Breathers and rogue waves as exact solutions of the three-dimensional Kadomtsev Petviashvili equation are obtained via the bilinear transformation method. The breathers in three dimensions possess different dynamics in different planes, such as growing and decaying periodic line waves in the （x, y）, （x, z） and （y, t） planes. Rogue waves are localized in time, and are obtained theoretically as a long wave limit of breathers with indefinitely larger periods. It is shown that the rogue waves possess growing and decaying line profiles in the （x, y） or （x, z） plane, which arise from a constant background and then retreat back to the same background again.

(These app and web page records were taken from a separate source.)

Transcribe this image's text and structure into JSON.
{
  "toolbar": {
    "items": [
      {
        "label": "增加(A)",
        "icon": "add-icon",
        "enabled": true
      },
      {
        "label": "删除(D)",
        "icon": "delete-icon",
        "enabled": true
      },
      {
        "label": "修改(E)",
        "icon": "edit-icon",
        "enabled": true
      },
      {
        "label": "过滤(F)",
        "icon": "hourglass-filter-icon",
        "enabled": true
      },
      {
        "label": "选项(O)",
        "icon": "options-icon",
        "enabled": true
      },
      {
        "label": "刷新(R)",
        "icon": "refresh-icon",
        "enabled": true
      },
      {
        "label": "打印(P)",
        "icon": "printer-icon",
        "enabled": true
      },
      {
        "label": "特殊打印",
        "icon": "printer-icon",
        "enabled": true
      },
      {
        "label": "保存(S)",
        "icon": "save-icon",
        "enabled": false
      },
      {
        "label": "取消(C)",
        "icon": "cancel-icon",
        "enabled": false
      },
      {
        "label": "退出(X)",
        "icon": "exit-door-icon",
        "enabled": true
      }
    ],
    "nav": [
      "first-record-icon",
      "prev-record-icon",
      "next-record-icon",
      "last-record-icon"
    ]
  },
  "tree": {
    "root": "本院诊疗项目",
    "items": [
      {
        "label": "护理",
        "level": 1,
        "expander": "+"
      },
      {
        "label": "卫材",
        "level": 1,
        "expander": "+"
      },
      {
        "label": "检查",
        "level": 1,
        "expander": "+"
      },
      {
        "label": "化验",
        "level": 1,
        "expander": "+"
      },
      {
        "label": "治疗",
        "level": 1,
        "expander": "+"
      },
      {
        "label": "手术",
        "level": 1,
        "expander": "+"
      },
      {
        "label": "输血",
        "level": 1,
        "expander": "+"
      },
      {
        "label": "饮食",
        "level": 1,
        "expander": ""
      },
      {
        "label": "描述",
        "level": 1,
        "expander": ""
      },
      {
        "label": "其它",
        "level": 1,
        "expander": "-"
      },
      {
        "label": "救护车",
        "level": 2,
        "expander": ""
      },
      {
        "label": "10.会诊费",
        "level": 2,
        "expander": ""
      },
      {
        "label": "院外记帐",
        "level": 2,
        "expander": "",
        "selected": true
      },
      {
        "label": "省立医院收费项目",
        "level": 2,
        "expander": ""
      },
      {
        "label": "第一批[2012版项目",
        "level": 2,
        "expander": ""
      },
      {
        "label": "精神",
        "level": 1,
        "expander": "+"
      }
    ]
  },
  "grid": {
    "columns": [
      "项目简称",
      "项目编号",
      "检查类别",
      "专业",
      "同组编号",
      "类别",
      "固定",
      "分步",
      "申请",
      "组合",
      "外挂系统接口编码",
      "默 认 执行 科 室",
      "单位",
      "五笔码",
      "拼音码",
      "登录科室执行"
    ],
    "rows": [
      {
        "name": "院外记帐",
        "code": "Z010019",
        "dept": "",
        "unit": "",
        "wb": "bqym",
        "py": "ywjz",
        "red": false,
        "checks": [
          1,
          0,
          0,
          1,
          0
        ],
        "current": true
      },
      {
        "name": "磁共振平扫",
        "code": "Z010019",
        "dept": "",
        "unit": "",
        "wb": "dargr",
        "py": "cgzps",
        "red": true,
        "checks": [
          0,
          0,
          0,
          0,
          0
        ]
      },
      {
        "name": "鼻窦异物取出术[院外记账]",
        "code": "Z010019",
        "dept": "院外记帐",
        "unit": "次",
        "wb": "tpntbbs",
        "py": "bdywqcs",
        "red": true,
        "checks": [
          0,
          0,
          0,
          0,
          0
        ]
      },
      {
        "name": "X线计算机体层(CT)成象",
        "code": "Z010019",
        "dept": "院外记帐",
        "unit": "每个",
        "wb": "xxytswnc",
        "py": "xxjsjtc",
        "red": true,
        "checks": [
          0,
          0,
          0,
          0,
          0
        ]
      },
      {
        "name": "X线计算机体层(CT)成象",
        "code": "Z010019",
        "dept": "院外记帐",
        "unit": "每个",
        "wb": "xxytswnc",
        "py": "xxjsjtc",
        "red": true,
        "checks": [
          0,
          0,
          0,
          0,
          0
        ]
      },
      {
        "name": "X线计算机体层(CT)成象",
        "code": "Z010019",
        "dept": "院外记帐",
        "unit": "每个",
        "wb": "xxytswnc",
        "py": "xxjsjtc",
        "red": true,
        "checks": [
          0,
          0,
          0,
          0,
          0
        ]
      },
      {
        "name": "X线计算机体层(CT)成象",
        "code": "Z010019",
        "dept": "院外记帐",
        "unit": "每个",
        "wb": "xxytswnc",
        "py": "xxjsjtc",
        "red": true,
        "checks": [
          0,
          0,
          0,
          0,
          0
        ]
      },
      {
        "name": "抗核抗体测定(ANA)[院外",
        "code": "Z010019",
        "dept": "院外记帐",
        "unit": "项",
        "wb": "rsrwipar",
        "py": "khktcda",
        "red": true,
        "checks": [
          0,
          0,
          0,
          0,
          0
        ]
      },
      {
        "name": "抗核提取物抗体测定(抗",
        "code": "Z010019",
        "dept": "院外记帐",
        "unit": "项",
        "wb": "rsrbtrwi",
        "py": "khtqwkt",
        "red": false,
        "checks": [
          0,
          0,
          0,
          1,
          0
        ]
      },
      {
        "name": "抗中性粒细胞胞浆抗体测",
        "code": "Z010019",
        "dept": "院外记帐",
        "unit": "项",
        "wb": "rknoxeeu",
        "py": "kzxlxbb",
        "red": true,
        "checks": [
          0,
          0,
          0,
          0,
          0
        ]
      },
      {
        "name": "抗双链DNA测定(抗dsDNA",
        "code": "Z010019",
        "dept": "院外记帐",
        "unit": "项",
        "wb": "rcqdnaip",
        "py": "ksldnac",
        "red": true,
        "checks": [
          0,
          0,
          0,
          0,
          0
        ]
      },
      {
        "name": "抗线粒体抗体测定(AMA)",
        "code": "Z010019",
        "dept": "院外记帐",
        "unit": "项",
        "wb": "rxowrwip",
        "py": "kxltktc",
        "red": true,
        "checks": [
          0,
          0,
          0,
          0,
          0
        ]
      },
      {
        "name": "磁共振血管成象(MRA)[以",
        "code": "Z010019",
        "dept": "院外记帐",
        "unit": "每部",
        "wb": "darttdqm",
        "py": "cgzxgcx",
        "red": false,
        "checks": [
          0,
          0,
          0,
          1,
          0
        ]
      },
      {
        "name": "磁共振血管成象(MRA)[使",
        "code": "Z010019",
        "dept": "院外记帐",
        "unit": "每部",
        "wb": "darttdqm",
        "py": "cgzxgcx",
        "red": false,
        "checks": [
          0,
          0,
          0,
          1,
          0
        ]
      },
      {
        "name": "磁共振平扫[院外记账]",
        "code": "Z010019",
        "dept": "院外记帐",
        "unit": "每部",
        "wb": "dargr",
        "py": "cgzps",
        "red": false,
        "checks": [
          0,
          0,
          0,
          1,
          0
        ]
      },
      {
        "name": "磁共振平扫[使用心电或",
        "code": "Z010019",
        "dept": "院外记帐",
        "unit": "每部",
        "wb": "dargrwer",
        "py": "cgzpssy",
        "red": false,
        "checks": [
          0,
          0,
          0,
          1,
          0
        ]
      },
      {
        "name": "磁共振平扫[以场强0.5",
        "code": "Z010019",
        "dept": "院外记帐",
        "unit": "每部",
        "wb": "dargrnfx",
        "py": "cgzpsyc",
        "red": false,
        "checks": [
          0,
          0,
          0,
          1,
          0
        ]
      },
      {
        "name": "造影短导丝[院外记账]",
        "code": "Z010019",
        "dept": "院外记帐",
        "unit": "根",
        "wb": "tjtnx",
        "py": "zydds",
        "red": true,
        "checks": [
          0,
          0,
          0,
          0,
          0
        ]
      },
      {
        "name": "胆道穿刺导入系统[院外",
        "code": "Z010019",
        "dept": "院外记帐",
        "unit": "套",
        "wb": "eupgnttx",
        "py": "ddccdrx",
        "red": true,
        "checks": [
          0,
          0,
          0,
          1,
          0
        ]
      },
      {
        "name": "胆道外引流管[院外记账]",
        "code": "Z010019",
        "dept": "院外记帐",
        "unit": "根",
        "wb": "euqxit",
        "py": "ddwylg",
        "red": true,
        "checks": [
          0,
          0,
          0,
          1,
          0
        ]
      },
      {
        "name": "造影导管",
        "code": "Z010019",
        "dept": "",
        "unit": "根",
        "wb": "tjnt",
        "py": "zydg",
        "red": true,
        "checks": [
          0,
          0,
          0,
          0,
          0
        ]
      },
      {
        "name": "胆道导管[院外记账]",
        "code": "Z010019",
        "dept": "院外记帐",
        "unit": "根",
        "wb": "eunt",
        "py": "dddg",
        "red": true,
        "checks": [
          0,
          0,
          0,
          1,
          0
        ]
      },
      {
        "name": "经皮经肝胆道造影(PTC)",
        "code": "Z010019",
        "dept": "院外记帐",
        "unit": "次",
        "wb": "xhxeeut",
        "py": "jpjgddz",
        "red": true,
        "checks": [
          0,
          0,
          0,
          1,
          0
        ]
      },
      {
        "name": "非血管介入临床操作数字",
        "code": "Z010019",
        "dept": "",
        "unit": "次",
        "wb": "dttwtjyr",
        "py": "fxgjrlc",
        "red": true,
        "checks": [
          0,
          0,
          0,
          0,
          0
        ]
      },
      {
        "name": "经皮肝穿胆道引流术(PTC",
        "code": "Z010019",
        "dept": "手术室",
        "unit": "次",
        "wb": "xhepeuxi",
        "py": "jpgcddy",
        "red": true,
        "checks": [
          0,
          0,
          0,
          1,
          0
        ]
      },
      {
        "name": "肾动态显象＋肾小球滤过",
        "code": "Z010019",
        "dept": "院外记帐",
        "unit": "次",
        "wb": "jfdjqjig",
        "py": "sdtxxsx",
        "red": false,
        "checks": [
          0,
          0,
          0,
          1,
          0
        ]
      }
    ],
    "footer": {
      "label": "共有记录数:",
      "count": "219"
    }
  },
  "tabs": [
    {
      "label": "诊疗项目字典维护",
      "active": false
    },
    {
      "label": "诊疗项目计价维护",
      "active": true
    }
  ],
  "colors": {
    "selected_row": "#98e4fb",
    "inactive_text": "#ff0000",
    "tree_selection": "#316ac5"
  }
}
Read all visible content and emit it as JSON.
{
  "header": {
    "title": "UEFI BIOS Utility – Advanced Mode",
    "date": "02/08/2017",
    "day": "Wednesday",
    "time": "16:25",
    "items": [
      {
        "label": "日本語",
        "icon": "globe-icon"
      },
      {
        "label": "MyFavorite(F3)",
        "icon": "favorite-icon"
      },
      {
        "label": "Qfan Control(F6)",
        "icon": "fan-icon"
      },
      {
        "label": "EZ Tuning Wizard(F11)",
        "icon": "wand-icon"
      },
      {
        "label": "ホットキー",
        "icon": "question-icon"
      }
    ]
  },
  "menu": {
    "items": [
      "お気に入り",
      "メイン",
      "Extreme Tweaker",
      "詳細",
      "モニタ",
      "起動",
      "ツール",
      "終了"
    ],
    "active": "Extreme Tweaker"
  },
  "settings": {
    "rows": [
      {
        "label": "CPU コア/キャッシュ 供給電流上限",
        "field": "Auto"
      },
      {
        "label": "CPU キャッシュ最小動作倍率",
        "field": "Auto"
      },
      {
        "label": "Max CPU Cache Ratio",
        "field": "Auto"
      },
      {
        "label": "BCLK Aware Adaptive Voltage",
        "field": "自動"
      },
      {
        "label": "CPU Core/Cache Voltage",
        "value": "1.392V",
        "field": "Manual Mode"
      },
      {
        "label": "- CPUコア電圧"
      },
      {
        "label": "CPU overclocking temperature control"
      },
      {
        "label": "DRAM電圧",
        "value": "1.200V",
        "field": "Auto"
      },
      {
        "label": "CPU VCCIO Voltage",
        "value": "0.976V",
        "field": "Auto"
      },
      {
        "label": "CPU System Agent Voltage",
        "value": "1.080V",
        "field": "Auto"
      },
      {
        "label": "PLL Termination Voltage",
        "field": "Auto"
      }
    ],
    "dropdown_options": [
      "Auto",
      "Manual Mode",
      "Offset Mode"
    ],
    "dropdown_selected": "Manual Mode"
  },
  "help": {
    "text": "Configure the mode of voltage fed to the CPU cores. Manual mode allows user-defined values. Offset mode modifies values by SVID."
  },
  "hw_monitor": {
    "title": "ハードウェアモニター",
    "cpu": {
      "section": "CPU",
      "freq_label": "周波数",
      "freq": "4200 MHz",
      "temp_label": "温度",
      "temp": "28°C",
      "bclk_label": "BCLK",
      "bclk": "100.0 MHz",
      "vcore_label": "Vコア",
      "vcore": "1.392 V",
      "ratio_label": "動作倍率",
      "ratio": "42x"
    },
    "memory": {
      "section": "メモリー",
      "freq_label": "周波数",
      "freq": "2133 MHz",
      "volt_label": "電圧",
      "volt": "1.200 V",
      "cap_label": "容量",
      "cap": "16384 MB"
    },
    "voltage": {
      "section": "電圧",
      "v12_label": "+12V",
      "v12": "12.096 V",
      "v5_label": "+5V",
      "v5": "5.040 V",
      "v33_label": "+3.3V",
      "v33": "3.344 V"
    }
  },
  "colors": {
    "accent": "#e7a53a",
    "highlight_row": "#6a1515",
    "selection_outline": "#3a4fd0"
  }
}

The (2+1)-dimension nonlocal nonlinear Schrodinger (NLS) equation with the self-induced parity-time symmetric potential is introduced, which provides spatially two-dimensional analogues of the nonlocal NLS equation introduced by Ablowitz et al. [Phys. Rev. Lett. 110 (2013) 064105]. General periodic solutions are derived by the bilinear method. These periodic solutions behave as growing and decaying periodic line waves arising from the constant background and decaying back to the constant background again. By taking long wave limits of the obtained periodic solutions, rogue waves are obtained. It is also shown that these line rogue waves arise from the constant background with a line profile and disappear into the constant background again in the (x, y) plane.
The total reciprocal space magnetic flux threading through a closed Fermi surface is a topological invariant for a three-dimensional metal. For a Weyl metal, the invariant is nonzero for each of its Fermi surfaces. We show that such an invariant can be related to the magneto-valley-transport effect, in which an external magnetic field can induce a valley current. We further show that a strain field can drive an electric current, and that the effect is dictated by a second-class Chern invariant. These connections open the pathway to observe the hidden topological invariants in metallic systems.